With one law firm offering an unpaid articling job that covers the student’s transit pass, Ontario law students are growing increasingly concerned about an apparent trend toward unpaid positions, the head of a student group says.
“Anecdotally, we have seen the number of unpaid articling positions on the rise,” says Ryan Robski, president of the Law Students’ Society of Ontario.
Statistics are hard to come by, he notes, because the Law Society of Upper Canada doesn’t require firms to report whether or not they’re offering paid articling positions. Because the career development offices at law schools refuse to post unpaid positions, the problem may also be more widespread than many students realize, he adds.
The Durham Community Legal Clinic attracted some controversy in late 2014 after advertising for an unpaid articling position. More recently, an ad for an articling position in Toronto posted on the Law Job Exchange Group web site last week noted the unpaid job would cover the cost of the student’s transit pass.
Many students suspect employers are simply trying to take advantage of their desperation to get their licences, says Robski.
“Articling is the final hurdle. Employers know that graduates are anxious to get licensed and that when faced with the choice of unpaid articles and the uncertainty of the [Law Practice Program], some students may be forced to work for free.”
Government and private loans enter repayment soon after students graduate, he says. In addition, licensing candidates pay fees to the law society that have nearly doubled in the last few years.
Renatta Austin, a sole practitioner who ran in the law society recent bencher elections partly on a platform to place student issues higher on the agenda, says Ontario and Canada generally have a “huge problem” with respect to unpaid student work. When running for bencher and talking to students, she says, she got the impression that expecting students to article for free was becoming more and more common.
“When I was going out and talking to people, this was one of the issues that was raised quite a lot,” she says.
Austin blames the problem on current laws and regulations.
“If you have rules that permit this type of predatory behaviour, you’re going to get it,” she says. The province needs to reform the Employment Standards Act to include articling students and the law society needs to create rules specifying that firms must compensate articling students if they’re profiting from them, according to Austin.
Austin says she found the recent ad “particularly upsetting” because of its “bold and upfront” statement about not paying the student. Even assuming a 40-hour work week, she says, reimbursing the cost of a transit pass in Toronto every month would work out to less than 90 cents per hour.
“I just really struggle to understand how a firm that is presumably billing work for an articling student’s time is not able to offer them anything other than a Metropass,” she says.
“It might be legal, but, in my opinion, it’s unethical.”
But Shelley Levine, founding partner at the firm offering the unpaid position, Levine Associates, says economics don’t allow the firm to pay articling students.
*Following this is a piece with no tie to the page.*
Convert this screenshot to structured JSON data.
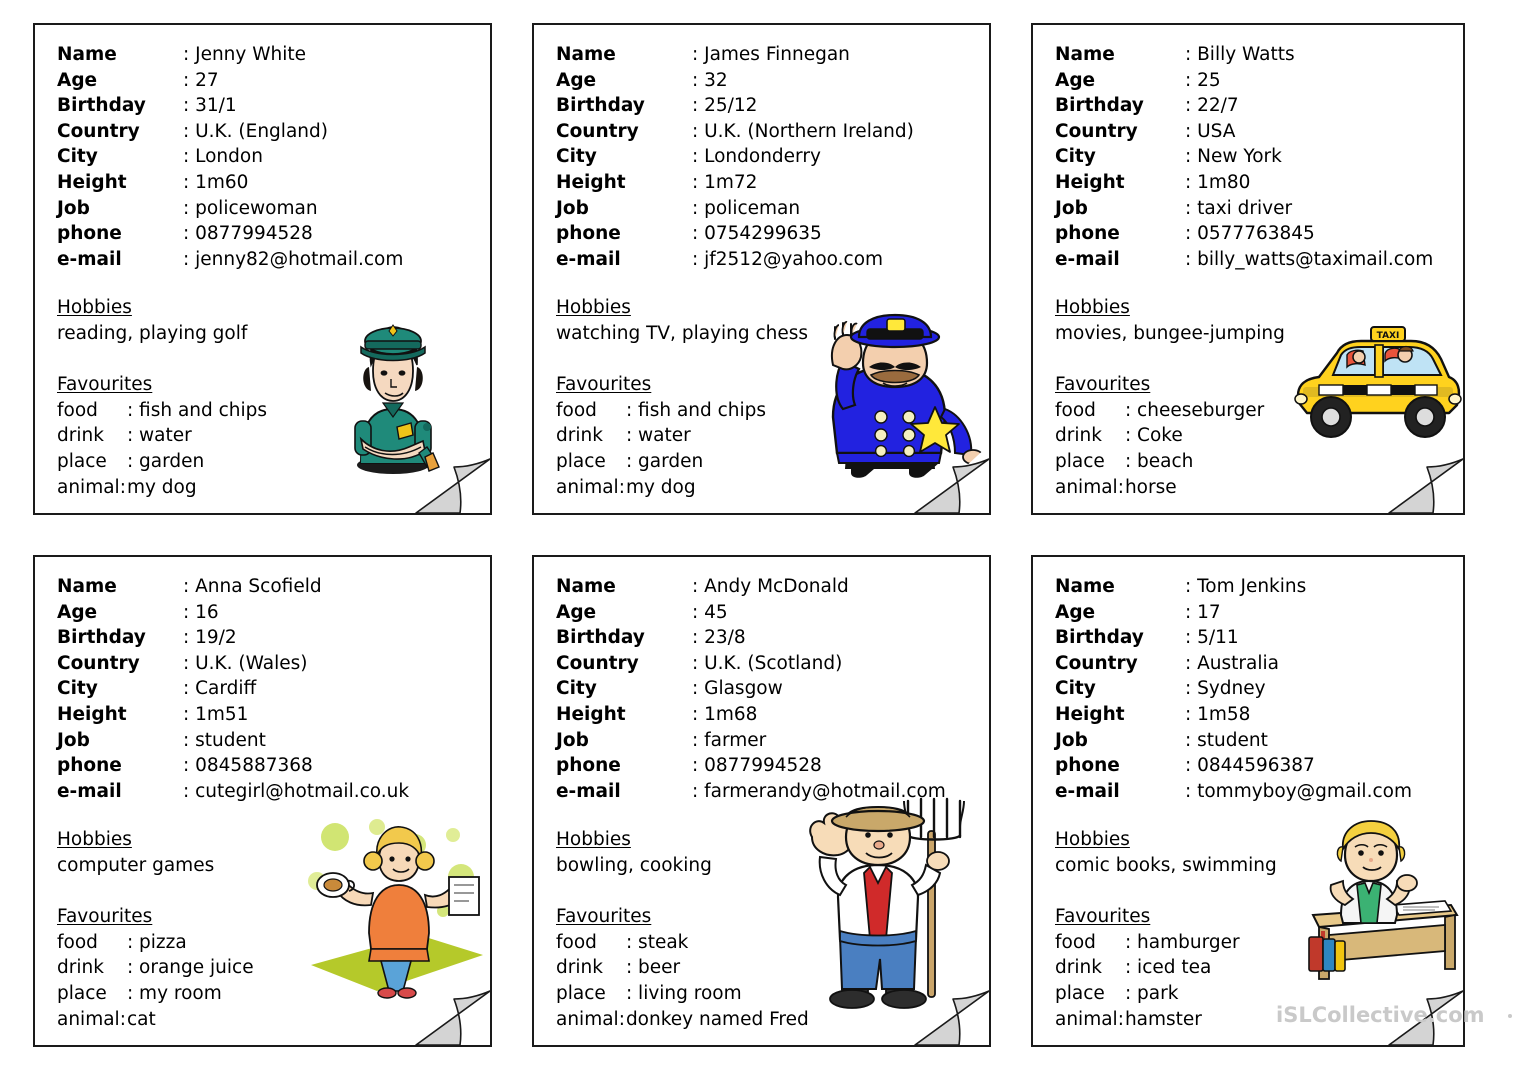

The firm deals mostly with refugee work with many of its services paid through legal aid, he says.
“When you run that kind of a practice, you simply don’t have the luxury of the economics working for you that would allow you to hire students,” he says.
“We simply continue not to have the financial means to hire students.”
The firm first began to take on articling students on an unpaid basis four or five years ago, he says, in response to requests from the students themselves.
“We were getting unsolicited applications from students who had been unable to find paid positions, and often they were coming to us after they had been unable to find articles for a few months after they should have begun,” he says.
“Initially, I was a little bit reluctant to get involved but I was certainly persuaded by a few of the people that I spoke with . . . that it would be mutually beneficial, that they were in a hard spot,” he adds.
About two years ago, the firm decided to advertise unpaid positions and has done so about three or four times, he notes.
Levine says he also has the impression unpaid articling positions are becoming increasingly common in Ontario. Either law schools are creating too many graduates or firms are less willing to take on articling students, leading to a situation where there are more people on the market than it can support, he says. Whatever the cause, the scarcity of paid positions in Ontario is a problem that the profession needs to address, he suggests.
Levine strongly suspects his own firm differs from many others in that it clearly states up front in its ad that it’s offering an unpaid position. In many situations, he says, students probably find out only at the interview stage that they’d be working for free.
Since compensation for articling is a matter between the firm and the candidate, the law society doesn’t keep statistics on paid or unpaid positions, says LSUC spokeswoman Denise McCourtie. But according to McCourtie, “the vast majority of articling placements are paid and the law society strongly encourages firms to pay candidates.
“The law society’s primary objective is to establish high-quality positions that provide appropriate training for candidates.”
The law society does, however, track the percentage of paid placements in the Law Practice Program, a number that’s about 70 per cent, says McCourtie.
For more, see "Clinic's unpaid articling job creates a stir."